FDA Approves Drugs Quicker Than European Medicines Agency
The FDA reviewed and approved new drugs quicker than the EMA from 2011 to 2015.
President Donald Trump and other lawmakers have criticized the drug approval process in the United States, citing that it is too slow and keeps patients from receiving speedy access to treatments. There has been talk among some legislators considering a push towards reforming the approval process.
Additionally, the Prescription Drug User Fee Act (PDUFA), which sets the timeline for approvals, is set to expire in October 2017, and will likely be revised to speed approvals.
However, the argument that other countries have faster drug approvals than the United States has been called into question. A new study published by the New England Journal of Medicine compared the review times by the FDA and the European Medicines Agency (EMA) for new drugs approved between 2011 and 2015.
The authors gathered a list of drug approvals for both agencies and grouped the drugs by therapeutic area and orphan status. Then, the investigators examined key regulatory dates and compared median review times.

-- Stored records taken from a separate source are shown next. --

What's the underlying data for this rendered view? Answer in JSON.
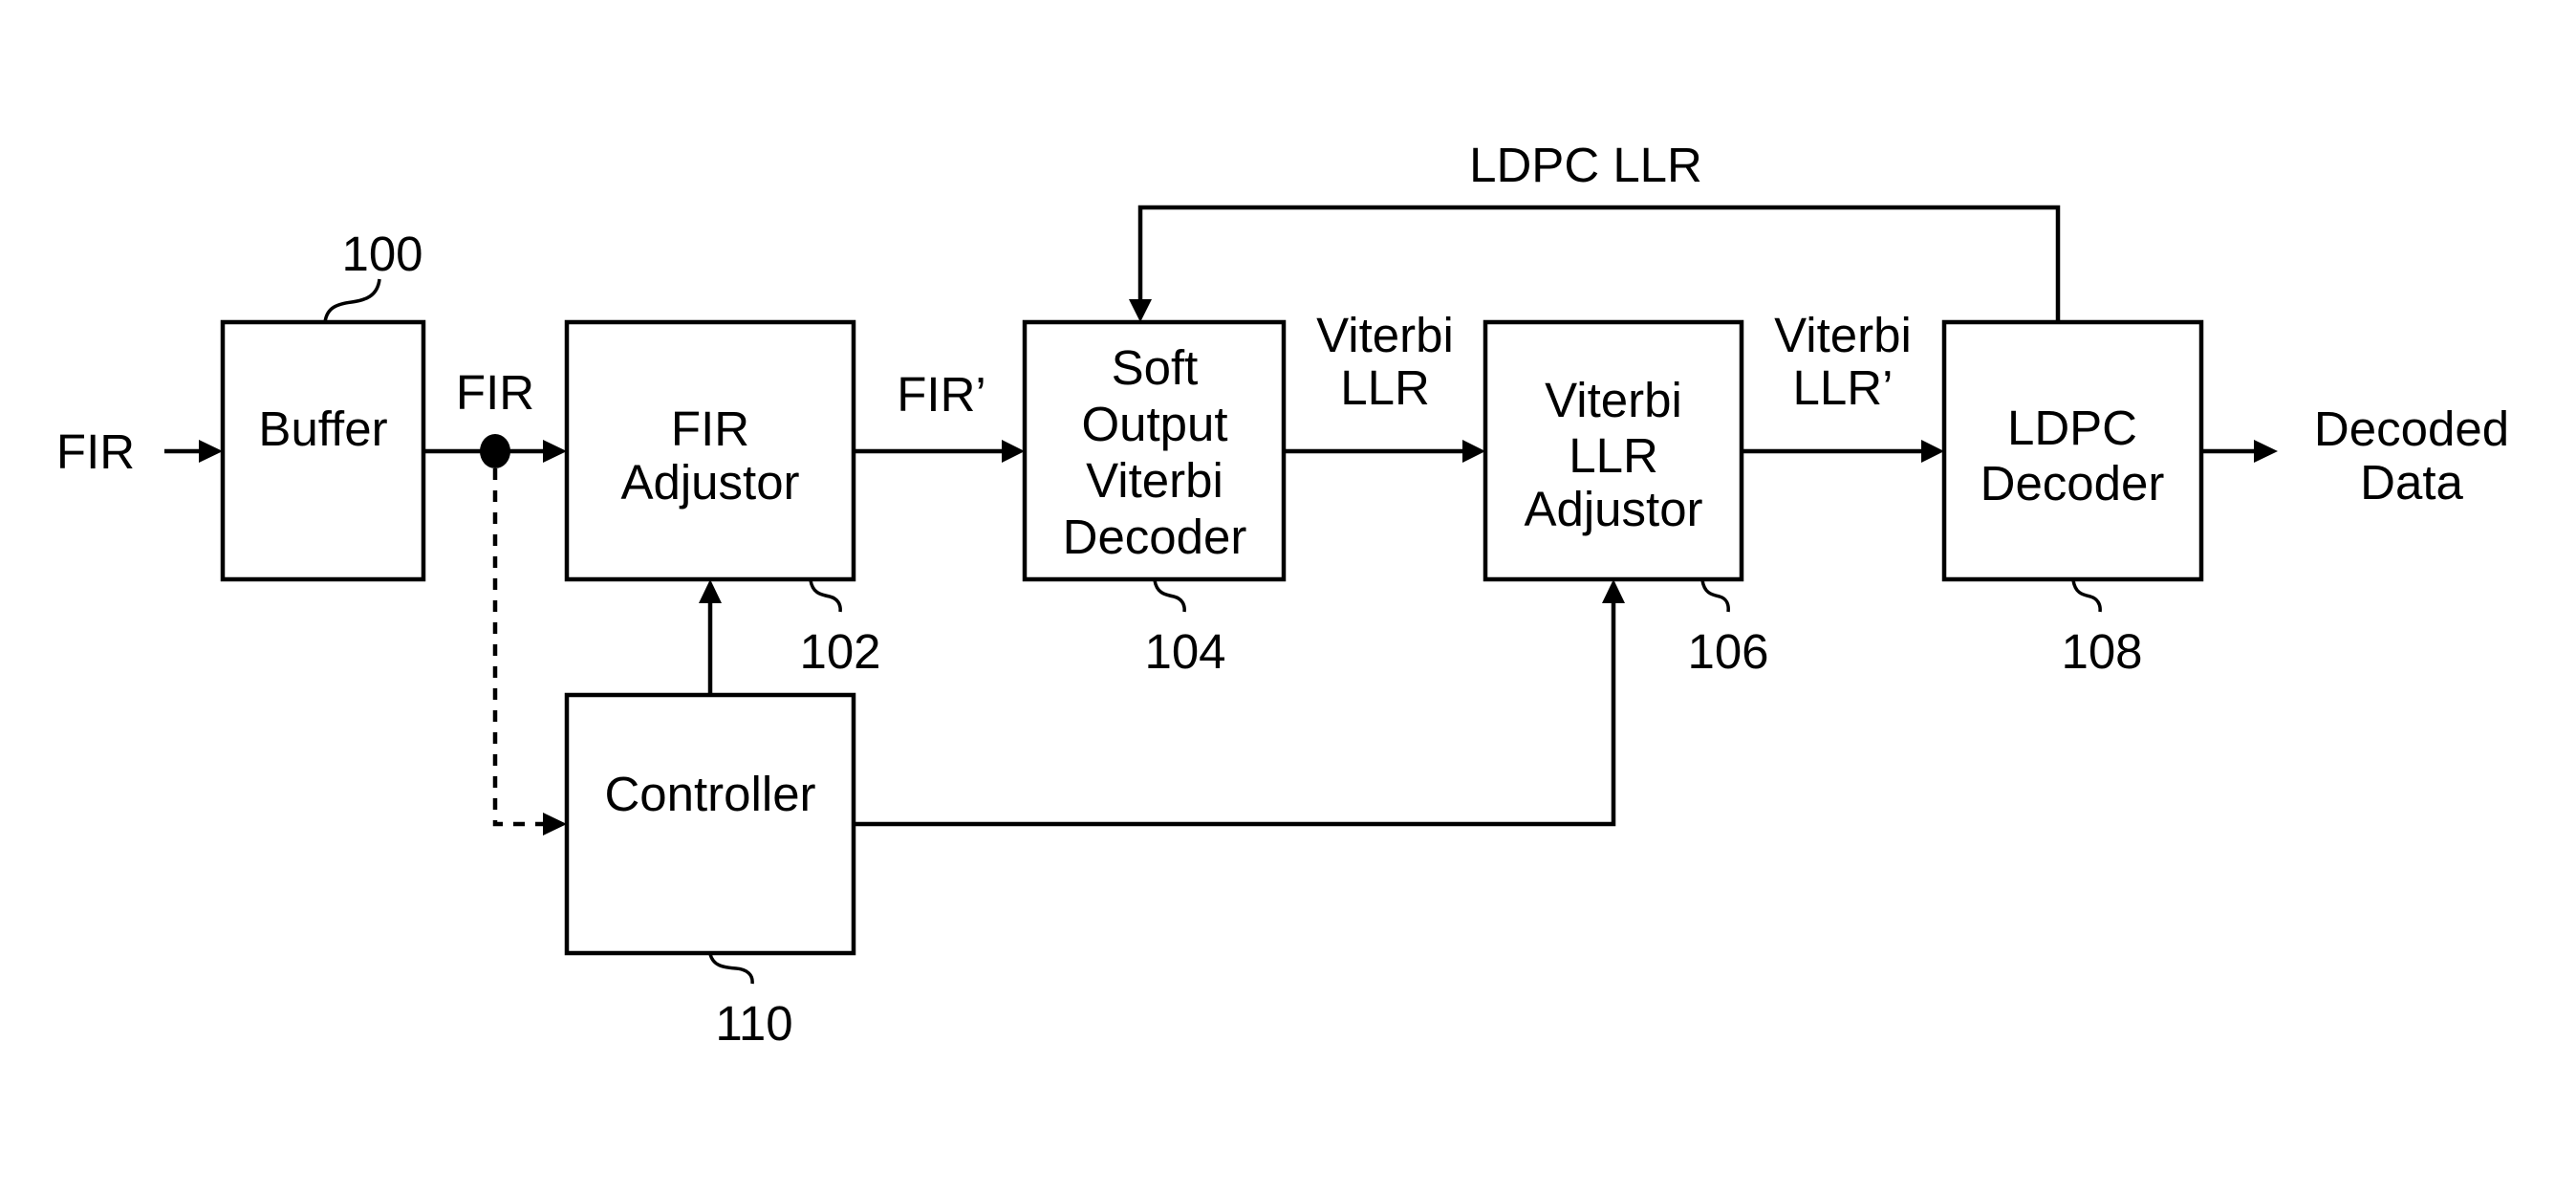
{
  "diagram": {
    "type": "block-diagram",
    "blocks": {
      "buffer": {
        "lines": [
          "Buffer"
        ],
        "ref": "100"
      },
      "fir_adjustor": {
        "lines": [
          "FIR",
          "Adjustor"
        ],
        "ref": "102"
      },
      "sovd": {
        "lines": [
          "Soft",
          "Output",
          "Viterbi",
          "Decoder"
        ],
        "ref": "104"
      },
      "viterbi_llr_adjustor": {
        "lines": [
          "Viterbi",
          "LLR",
          "Adjustor"
        ],
        "ref": "106"
      },
      "ldpc_decoder": {
        "lines": [
          "LDPC",
          "Decoder"
        ],
        "ref": "108"
      },
      "controller": {
        "lines": [
          "Controller"
        ],
        "ref": "110"
      }
    },
    "signals": {
      "input": "FIR",
      "buffer_out": "FIR",
      "fir_prime": "FIR’",
      "viterbi_llr": [
        "Viterbi",
        "LLR"
      ],
      "viterbi_llr_prime": [
        "Viterbi",
        "LLR’"
      ],
      "ldpc_llr": "LDPC LLR",
      "output": [
        "Decoded",
        "Data"
      ]
    },
    "connections": [
      {
        "from": "input",
        "to": "buffer",
        "style": "solid"
      },
      {
        "from": "buffer",
        "to": "fir_adjustor",
        "label": "FIR",
        "style": "solid"
      },
      {
        "from": "buffer",
        "to": "controller",
        "style": "dashed"
      },
      {
        "from": "fir_adjustor",
        "to": "sovd",
        "label": "FIR’",
        "style": "solid"
      },
      {
        "from": "sovd",
        "to": "viterbi_llr_adjustor",
        "label": "Viterbi LLR",
        "style": "solid"
      },
      {
        "from": "viterbi_llr_adjustor",
        "to": "ldpc_decoder",
        "label": "Viterbi LLR’",
        "style": "solid"
      },
      {
        "from": "ldpc_decoder",
        "to": "sovd",
        "label": "LDPC LLR",
        "style": "solid"
      },
      {
        "from": "ldpc_decoder",
        "to": "output",
        "label": "Decoded Data",
        "style": "solid"
      },
      {
        "from": "controller",
        "to": "fir_adjustor",
        "style": "solid"
      },
      {
        "from": "controller",
        "to": "viterbi_llr_adjustor",
        "style": "solid"
      }
    ]
  }
}
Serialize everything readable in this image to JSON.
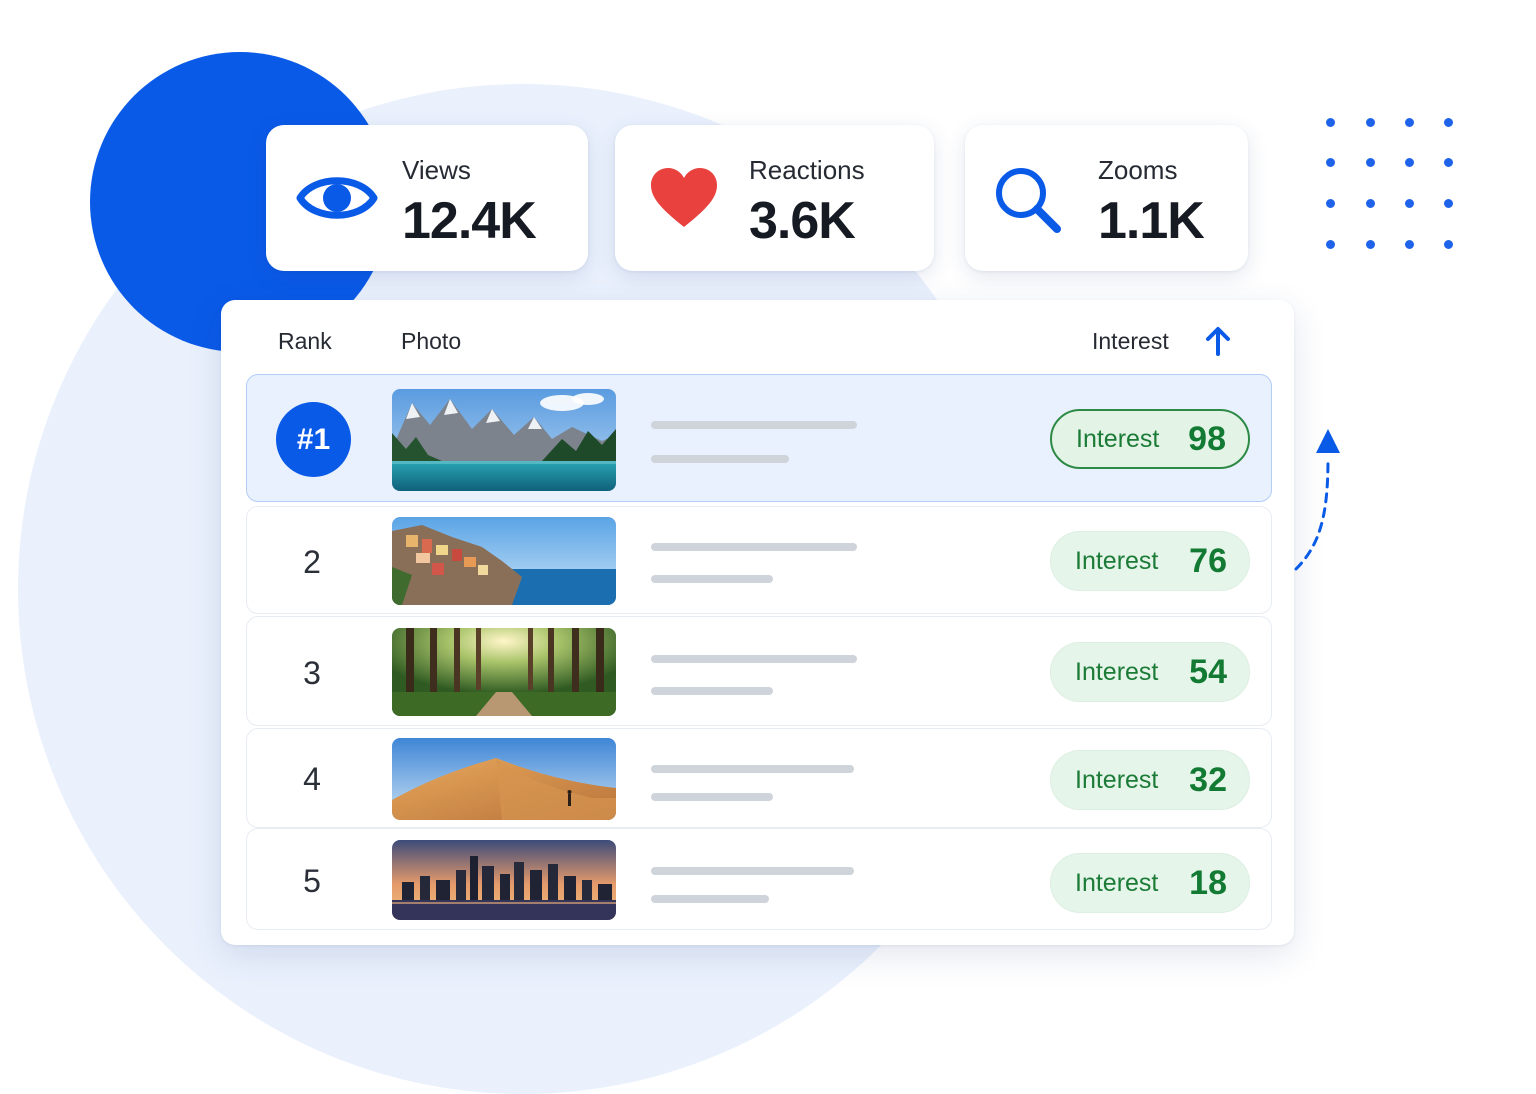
{
  "stats": [
    {
      "label": "Views",
      "value": "12.4K",
      "icon": "eye-icon"
    },
    {
      "label": "Reactions",
      "value": "3.6K",
      "icon": "heart-icon"
    },
    {
      "label": "Zooms",
      "value": "1.1K",
      "icon": "search-icon"
    }
  ],
  "table": {
    "headers": {
      "rank": "Rank",
      "photo": "Photo",
      "interest": "Interest"
    },
    "sort_icon": "arrow-up-icon",
    "pill_label": "Interest",
    "rows": [
      {
        "rank": "#1",
        "photo": "mountain-lake",
        "interest": "98",
        "interest_value": 98
      },
      {
        "rank": "2",
        "photo": "cliffside-village",
        "interest": "76",
        "interest_value": 76
      },
      {
        "rank": "3",
        "photo": "forest-path",
        "interest": "54",
        "interest_value": 54
      },
      {
        "rank": "4",
        "photo": "desert-dunes",
        "interest": "32",
        "interest_value": 32
      },
      {
        "rank": "5",
        "photo": "city-skyline-sunset",
        "interest": "18",
        "interest_value": 18
      }
    ]
  },
  "colors": {
    "accent": "#0a5ae8",
    "interest_text": "#137a33",
    "interest_bg": "#e6f5ea",
    "heart": "#e8413e"
  }
}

Between 2011 and 2015, the authors discovered that the FDA approved 170 new drugs, while the EMA only approved 144 new drugs. The therapeutic areas of approved drugs were observed to be similar between the agencies, according to the study.
The authors also discovered that the FDA designated 43.5% of new approvals as orphan drugs, while the EMA only designated 25%.
At the FDA, the median review time was 306 days, compared with 383 days at the EMA, confirming that the FDA reviews drugs faster, according to the study. The authors found that the FDA had quicker reviews for drugs that treat cancer, hematologic disorders, and orphan diseases.
Differences in review time were also found among drugs that were approved by both agencies. For the 142 drugs approved by the FDA and EMA, the median total review time was 303 days for the FDA and 369 days for the EMA, according to the study.
The authors discovered that for the approved drugs, the FDA’s regulatory reviews were typically 60 days shorter than the other agency.
These findings were similar to those discovered by the authors when examining the review process between 2001 and 2010, according to the study.
While there has been an increased focus on speeding up the drug approval process, these study results indicate that the FDA reviews and approves drugs faster than the EMA, which may not require regulatory reform.
“Our analysis provides reassurance that the FDA continues to complete regulatory reviews more quickly than the EMA and has the potential to inform discussions regarding the reauthorization of the PDUFA,” the authors concluded.